The ideological conflict between the superpowers reflected the essence of their struggle to present their respective governing principles for society and politics as facilitating the best social order of which man is capable. The global nature of their rivalry required powerful universal symbols, for which religion was by far the best provider – a factor that significantly advantaged the United States. The role of religion in the Cold War has but recently received serious scholarly attention. () The reason for its neglect can partly be accounted for by the influence of the 'secularisation thesis'. In his seminal 1969 book, , sociologist Peter Berger described the supposed decline in the importance of religion as 'a global phenomenon of modern societies' that becomes 'world-wide in the course of westernisation and modernisation'. () Following substantial empirical work, the 'secularisation thesis' has been rejected by sociologists. Berger himself now states not only that his thesis was 'essentially mistaken', but that religion may in fact be more important than ever. ()

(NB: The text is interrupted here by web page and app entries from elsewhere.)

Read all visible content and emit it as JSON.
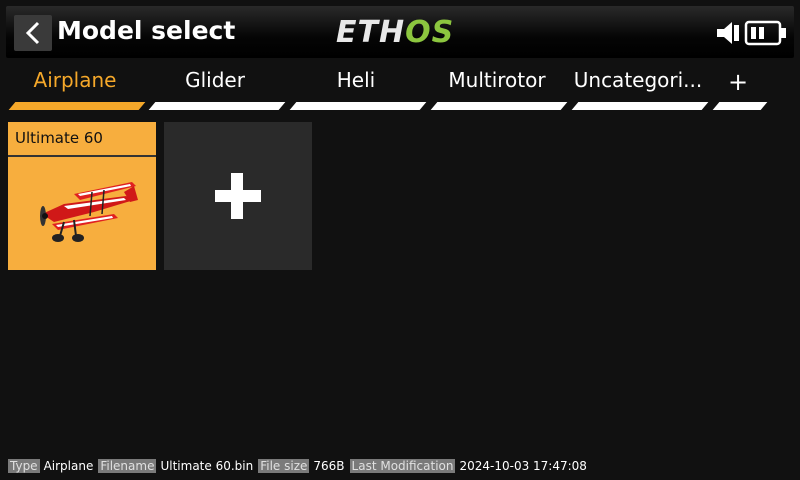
{
  "header": {
    "title": "Model select",
    "logo_part1": "ETH",
    "logo_part2": "OS",
    "back_icon": "chevron-left-icon",
    "speaker_icon": "speaker-icon",
    "battery_icon": "battery-icon"
  },
  "tabs": [
    {
      "label": "Airplane",
      "active": true
    },
    {
      "label": "Glider"
    },
    {
      "label": "Heli"
    },
    {
      "label": "Multirotor"
    },
    {
      "label": "Uncategori..."
    },
    {
      "label": "+"
    }
  ],
  "models": [
    {
      "name": "Ultimate 60",
      "image": "airplane-biplane"
    }
  ],
  "add_tile_icon": "plus-icon",
  "footer": {
    "type_key": "Type",
    "type_value": "Airplane",
    "filename_key": "Filename",
    "filename_value": "Ultimate 60.bin",
    "filesize_key": "File size",
    "filesize_value": "766B",
    "lastmod_key": "Last Modification",
    "lastmod_value": "2024-10-03 17:47:08"
  },
  "colors": {
    "accent": "#f5a82a",
    "logo_green": "#8cc63f",
    "background": "#111111",
    "tile_empty": "#2a2a2a"
  }
}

Secularisation is the decline in the influence of religion. ‘Religion’ can be defined in two ways:

Conclusions about secularisation will also be influenced by where sociologists are looking at it. Lots of the evidence in the UK and Western Europe might be seen as supporting the secularisation thesis (depending on how we define secularisation) but the evidence is much less clear in the USA and religion can be seen as dominating society in some parts of the world. It should also be remembered that certain groups within society are more religious than others (e.g. minority ethnic groups in the UK), which can raise further questions about the extent of secularisation in the UK.

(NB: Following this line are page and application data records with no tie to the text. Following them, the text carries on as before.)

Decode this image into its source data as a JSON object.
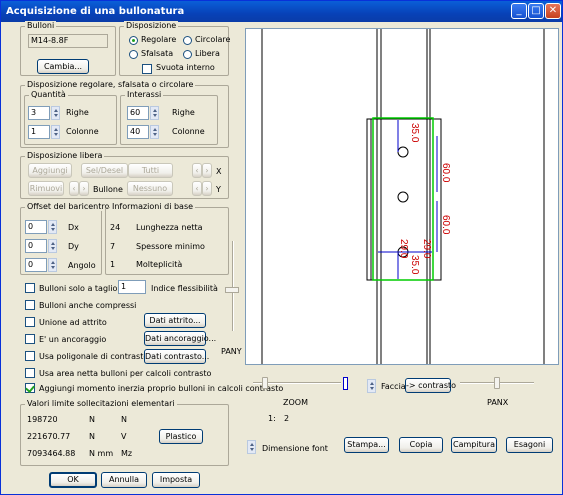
{
  "window": {
    "title": "Acquisizione di una bullonatura",
    "minimize": "_",
    "maximize": "□",
    "close": "✕"
  },
  "bulloni": {
    "label": "Bulloni",
    "value": "M14-8.8F",
    "cambia": "Cambia..."
  },
  "disposizione": {
    "label": "Disposizione",
    "regolare": "Regolare",
    "circolare": "Circolare",
    "sfalsata": "Sfalsata",
    "libera": "Libera",
    "svuota": "Svuota interno",
    "selected": "Regolare"
  },
  "regolare": {
    "label": "Disposizione regolare, sfalsata o circolare",
    "quantita": "Quantità",
    "interassi": "Interassi",
    "q_righe": "3",
    "q_colonne": "1",
    "i_righe": "60",
    "i_colonne": "40",
    "righe": "Righe",
    "colonne": "Colonne"
  },
  "libera": {
    "label": "Disposizione libera",
    "aggiungi": "Aggiungi",
    "seldesel": "Sel/Desel",
    "tutti": "Tutti",
    "rimuovi": "Rimuovi",
    "bullone": "Bullone",
    "nessuno": "Nessuno",
    "x": "X",
    "y": "Y"
  },
  "offset": {
    "label": "Offset del baricentro",
    "dx_val": "0",
    "dy_val": "0",
    "angolo_val": "0",
    "dx": "Dx",
    "dy": "Dy",
    "angolo": "Angolo"
  },
  "info": {
    "label": "Informazioni di base",
    "v1": "24",
    "l1": "Lunghezza netta",
    "v2": "7",
    "l2": "Spessore minimo",
    "v3": "1",
    "l3": "Molteplicità"
  },
  "options": {
    "solo_taglio": "Bulloni solo a taglio",
    "flex_val": "1",
    "flex_label": "Indice flessibilità",
    "anche_compressi": "Bulloni anche compressi",
    "unione_attrito": "Unione ad attrito",
    "dati_attrito": "Dati attrito...",
    "ancoraggio": "E' un ancoraggio",
    "dati_ancoraggio": "Dati ancoraggio...",
    "poligonale": "Usa poligonale di contrasto",
    "dati_contrasto": "Dati contrasto...",
    "area_netta": "Usa area netta bulloni per calcoli contrasto",
    "momento": "Aggiungi  momento inerzia proprio bulloni in calcoli contrasto"
  },
  "limiti": {
    "label": "Valori limite sollecitazioni elementari",
    "r1_val": "198720",
    "r1_u": "N",
    "r1_s": "N",
    "r2_val": "221670.77",
    "r2_u": "N",
    "r2_s": "V",
    "r3_val": "7093464.88",
    "r3_u": "N mm",
    "r3_s": "Mz",
    "plastico": "Plastico"
  },
  "footer": {
    "ok": "OK",
    "annulla": "Annulla",
    "imposta": "Imposta"
  },
  "drawing": {
    "dims": [
      "35.0",
      "60.0",
      "60.0",
      "29.0",
      "35.0",
      "29.0"
    ],
    "colors": {
      "dim": "#CC0000",
      "plate": "#00CC00",
      "arrow": "#0000CC"
    }
  },
  "controls": {
    "pany": "PANY",
    "zoom": "ZOOM",
    "zoom_ratio": "1:",
    "zoom_val": "2",
    "faccia": "Faccia",
    "contrasto": "-> contrasto",
    "panx": "PANX",
    "dimensione_font": "Dimensione font",
    "stampa": "Stampa...",
    "copia": "Copia",
    "campitura": "Campitura",
    "esagoni": "Esagoni"
  }
}
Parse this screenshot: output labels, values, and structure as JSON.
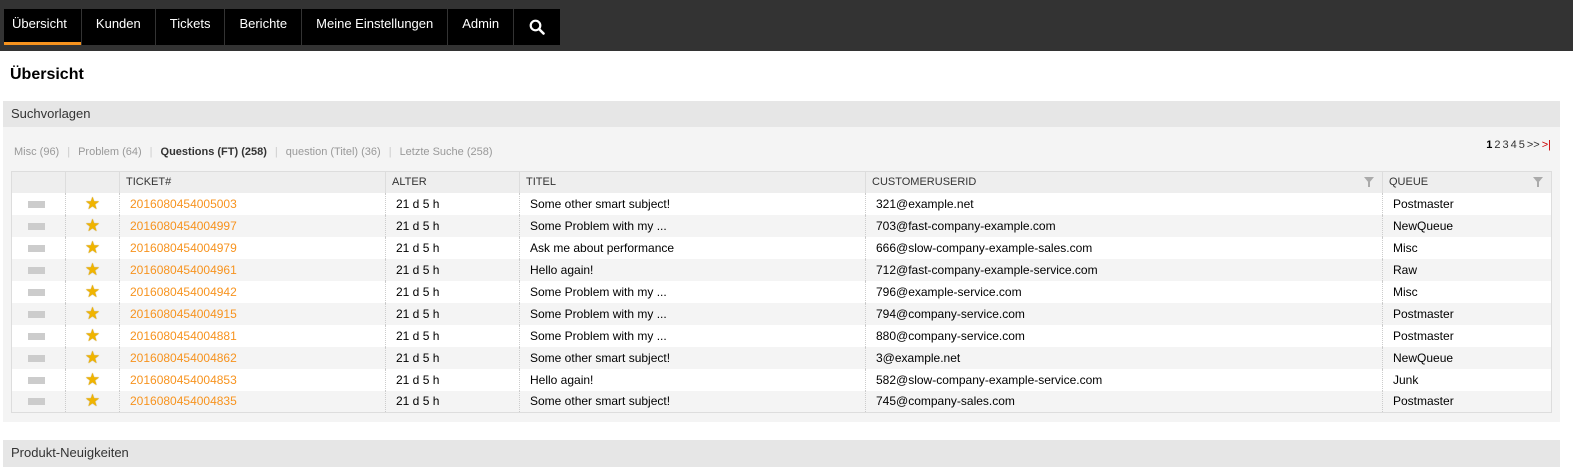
{
  "nav": {
    "items": [
      "Übersicht",
      "Kunden",
      "Tickets",
      "Berichte",
      "Meine Einstellungen",
      "Admin"
    ],
    "active": 0,
    "search_icon": "search-icon"
  },
  "page_title": "Übersicht",
  "section1": {
    "title": "Suchvorlagen",
    "filters": [
      {
        "label": "Misc (96)"
      },
      {
        "label": "Problem (64)"
      },
      {
        "label": "Questions (FT) (258)",
        "active": true
      },
      {
        "label": "question (Titel) (36)"
      },
      {
        "label": "Letzte Suche (258)"
      }
    ],
    "pager": {
      "pages": [
        "1",
        "2",
        "3",
        "4",
        "5"
      ],
      "current": "1",
      "next": ">>",
      "last": ">|"
    },
    "columns": [
      "",
      "",
      "TICKET#",
      "ALTER",
      "TITEL",
      "CUSTOMERUSERID",
      "QUEUE"
    ],
    "rows": [
      {
        "ticket": "2016080454005003",
        "age": "21 d 5 h",
        "title": "Some other smart subject!",
        "customer": "321@example.net",
        "queue": "Postmaster"
      },
      {
        "ticket": "2016080454004997",
        "age": "21 d 5 h",
        "title": "Some Problem with my ...",
        "customer": "703@fast-company-example.com",
        "queue": "NewQueue"
      },
      {
        "ticket": "2016080454004979",
        "age": "21 d 5 h",
        "title": "Ask me about performance",
        "customer": "666@slow-company-example-sales.com",
        "queue": "Misc"
      },
      {
        "ticket": "2016080454004961",
        "age": "21 d 5 h",
        "title": "Hello again!",
        "customer": "712@fast-company-example-service.com",
        "queue": "Raw"
      },
      {
        "ticket": "2016080454004942",
        "age": "21 d 5 h",
        "title": "Some Problem with my ...",
        "customer": "796@example-service.com",
        "queue": "Misc"
      },
      {
        "ticket": "2016080454004915",
        "age": "21 d 5 h",
        "title": "Some Problem with my ...",
        "customer": "794@company-service.com",
        "queue": "Postmaster"
      },
      {
        "ticket": "2016080454004881",
        "age": "21 d 5 h",
        "title": "Some Problem with my ...",
        "customer": "880@company-service.com",
        "queue": "Postmaster"
      },
      {
        "ticket": "2016080454004862",
        "age": "21 d 5 h",
        "title": "Some other smart subject!",
        "customer": "3@example.net",
        "queue": "NewQueue"
      },
      {
        "ticket": "2016080454004853",
        "age": "21 d 5 h",
        "title": "Hello again!",
        "customer": "582@slow-company-example-service.com",
        "queue": "Junk"
      },
      {
        "ticket": "2016080454004835",
        "age": "21 d 5 h",
        "title": "Some other smart subject!",
        "customer": "745@company-sales.com",
        "queue": "Postmaster"
      }
    ]
  },
  "section2": {
    "title": "Produkt-Neuigkeiten"
  },
  "colors": {
    "accent": "#f7931e",
    "star": "#f0b400"
  }
}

What is the secularisation thesis

Secularisation is the decline in the influence of religion. ‘Religion’ can be defined in two ways:

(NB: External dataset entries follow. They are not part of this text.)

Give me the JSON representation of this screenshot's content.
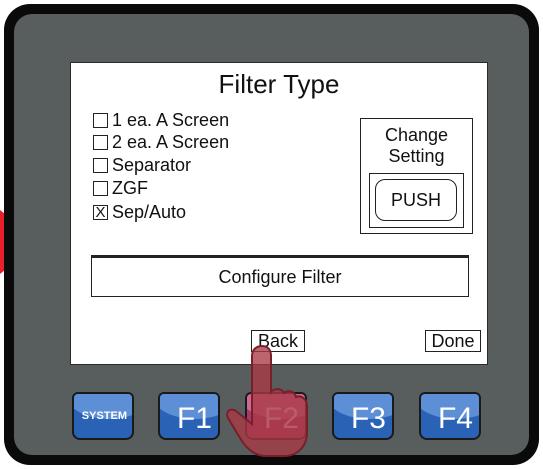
{
  "screen": {
    "title": "Filter Type",
    "options": [
      {
        "label": "1 ea. A Screen",
        "mark": ""
      },
      {
        "label": "2 ea. A Screen",
        "mark": ""
      },
      {
        "label": "Separator",
        "mark": ""
      },
      {
        "label": "ZGF",
        "mark": ""
      },
      {
        "label": "Sep/Auto",
        "mark": "X"
      }
    ],
    "change_setting": {
      "line1": "Change",
      "line2": "Setting",
      "push_label": "PUSH"
    },
    "configure_label": "Configure Filter",
    "back_label": "Back",
    "done_label": "Done"
  },
  "function_keys": [
    {
      "label": "SYSTEM",
      "active": false
    },
    {
      "label": "F1",
      "active": false
    },
    {
      "label": "F2",
      "active": true
    },
    {
      "label": "F3",
      "active": false
    },
    {
      "label": "F4",
      "active": false
    }
  ],
  "colors": {
    "arrow": "#e8202a",
    "key_blue": "#2a63b5",
    "key_active": "#a9376b",
    "bezel": "#0a0a0a",
    "panel": "#585e5e"
  },
  "icons": {
    "pointer": "hand-pointer-icon",
    "indicator": "red-arrow-icon"
  }
}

Bruce identifies two counter-trends that seem to go against secularisation theory because they are associated with higher than average levels of religious participation. Cultural defence is where religion provides a focal point for the defence of national, ethnic, local or group identity in a struggle against an external force such as a hostile foreign power. Examples include the popularity of Catholicism in Poland before the fall of communism and the resurgence of Islam before the revolution in Iran in 1979. Cultural transition is where religion provides support and a sense of community for ethnic groups such as migrants to a different country and culture. Herberg describes this in his study of religion and immigration to the USA and religion could be said to have performed similar functions for Irish, African Caribbean, Muslim, Hindu and other migrants to the UK.